=== RECORDS PROVIDED ===

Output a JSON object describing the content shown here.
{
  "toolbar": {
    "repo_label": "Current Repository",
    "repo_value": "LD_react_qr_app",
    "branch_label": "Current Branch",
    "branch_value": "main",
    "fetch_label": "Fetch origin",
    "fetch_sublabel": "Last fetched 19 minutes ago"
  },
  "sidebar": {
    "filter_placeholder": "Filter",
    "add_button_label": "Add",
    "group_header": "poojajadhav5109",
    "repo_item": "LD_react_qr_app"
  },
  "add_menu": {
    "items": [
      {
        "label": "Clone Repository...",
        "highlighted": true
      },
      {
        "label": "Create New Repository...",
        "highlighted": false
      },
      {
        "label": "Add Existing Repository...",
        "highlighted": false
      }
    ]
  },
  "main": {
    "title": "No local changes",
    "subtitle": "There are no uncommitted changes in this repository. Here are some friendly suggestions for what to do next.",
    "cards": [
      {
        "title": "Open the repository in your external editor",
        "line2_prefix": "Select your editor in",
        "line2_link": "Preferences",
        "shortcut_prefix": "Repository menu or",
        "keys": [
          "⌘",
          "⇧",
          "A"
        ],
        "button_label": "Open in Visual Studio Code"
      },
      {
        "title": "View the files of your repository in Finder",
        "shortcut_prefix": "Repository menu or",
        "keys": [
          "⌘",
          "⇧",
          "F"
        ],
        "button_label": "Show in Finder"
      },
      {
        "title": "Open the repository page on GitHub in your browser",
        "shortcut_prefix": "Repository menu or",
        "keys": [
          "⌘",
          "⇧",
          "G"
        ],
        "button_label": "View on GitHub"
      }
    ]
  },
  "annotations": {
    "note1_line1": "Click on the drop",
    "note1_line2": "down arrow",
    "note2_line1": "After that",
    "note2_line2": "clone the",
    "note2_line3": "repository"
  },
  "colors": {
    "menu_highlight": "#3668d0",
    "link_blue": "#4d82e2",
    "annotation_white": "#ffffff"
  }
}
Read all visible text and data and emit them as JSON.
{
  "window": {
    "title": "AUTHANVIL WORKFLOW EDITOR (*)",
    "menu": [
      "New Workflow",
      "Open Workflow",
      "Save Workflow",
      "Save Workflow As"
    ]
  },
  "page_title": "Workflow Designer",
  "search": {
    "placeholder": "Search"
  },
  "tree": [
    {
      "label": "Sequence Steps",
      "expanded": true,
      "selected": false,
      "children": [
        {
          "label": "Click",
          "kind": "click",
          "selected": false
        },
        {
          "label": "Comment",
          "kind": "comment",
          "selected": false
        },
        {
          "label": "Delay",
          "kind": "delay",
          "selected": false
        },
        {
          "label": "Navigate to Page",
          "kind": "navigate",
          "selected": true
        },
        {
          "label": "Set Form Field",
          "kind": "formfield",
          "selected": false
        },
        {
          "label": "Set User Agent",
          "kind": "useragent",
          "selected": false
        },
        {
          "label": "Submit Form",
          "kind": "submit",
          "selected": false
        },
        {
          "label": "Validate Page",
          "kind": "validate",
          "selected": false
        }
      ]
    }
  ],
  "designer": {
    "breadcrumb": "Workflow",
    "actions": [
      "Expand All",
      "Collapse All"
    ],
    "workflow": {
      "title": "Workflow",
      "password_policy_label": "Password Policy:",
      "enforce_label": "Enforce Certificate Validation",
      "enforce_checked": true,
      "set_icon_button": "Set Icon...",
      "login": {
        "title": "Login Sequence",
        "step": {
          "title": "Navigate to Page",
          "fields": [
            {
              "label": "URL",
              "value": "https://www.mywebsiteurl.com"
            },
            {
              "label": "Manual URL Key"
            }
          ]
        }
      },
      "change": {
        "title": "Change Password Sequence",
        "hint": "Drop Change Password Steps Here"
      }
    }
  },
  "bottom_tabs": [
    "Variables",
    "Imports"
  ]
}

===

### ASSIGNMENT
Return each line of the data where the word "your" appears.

### RESPONSE AREA
        "title": "Open the repository in your external editor",
        "line2_prefix": "Select your editor in",
        "title": "View the files of your repository in Finder",
        "title": "Open the repository page on GitHub in your browser",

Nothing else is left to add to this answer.